Work item >> Tally the lines of the data that include the word "icon". Only the number is to be returned.

Entries provided >>

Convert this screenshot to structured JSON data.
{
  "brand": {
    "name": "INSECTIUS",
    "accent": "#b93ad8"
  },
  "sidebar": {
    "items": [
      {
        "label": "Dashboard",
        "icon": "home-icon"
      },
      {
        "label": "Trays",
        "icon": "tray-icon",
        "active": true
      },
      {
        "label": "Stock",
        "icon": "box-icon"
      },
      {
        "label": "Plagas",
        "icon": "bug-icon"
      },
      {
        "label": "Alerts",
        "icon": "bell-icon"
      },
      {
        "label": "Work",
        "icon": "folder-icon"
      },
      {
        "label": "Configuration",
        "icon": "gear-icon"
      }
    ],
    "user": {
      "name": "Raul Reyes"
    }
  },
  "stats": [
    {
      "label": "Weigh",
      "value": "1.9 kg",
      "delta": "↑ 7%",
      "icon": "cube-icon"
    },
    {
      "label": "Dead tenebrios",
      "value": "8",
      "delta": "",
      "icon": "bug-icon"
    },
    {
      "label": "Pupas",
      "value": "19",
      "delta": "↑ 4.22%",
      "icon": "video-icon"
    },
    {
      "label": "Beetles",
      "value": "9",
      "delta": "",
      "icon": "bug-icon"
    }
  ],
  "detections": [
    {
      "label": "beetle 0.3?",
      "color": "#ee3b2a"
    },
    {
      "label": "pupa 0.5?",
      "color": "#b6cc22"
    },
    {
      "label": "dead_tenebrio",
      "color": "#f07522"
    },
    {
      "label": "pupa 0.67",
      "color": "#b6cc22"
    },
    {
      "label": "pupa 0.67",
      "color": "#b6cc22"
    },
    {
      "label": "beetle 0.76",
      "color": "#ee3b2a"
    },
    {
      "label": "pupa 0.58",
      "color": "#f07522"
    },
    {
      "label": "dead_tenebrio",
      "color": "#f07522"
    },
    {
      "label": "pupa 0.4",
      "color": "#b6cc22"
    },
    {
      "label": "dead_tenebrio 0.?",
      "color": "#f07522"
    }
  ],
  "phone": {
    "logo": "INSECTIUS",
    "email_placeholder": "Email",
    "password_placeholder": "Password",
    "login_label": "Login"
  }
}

The completed task >> 11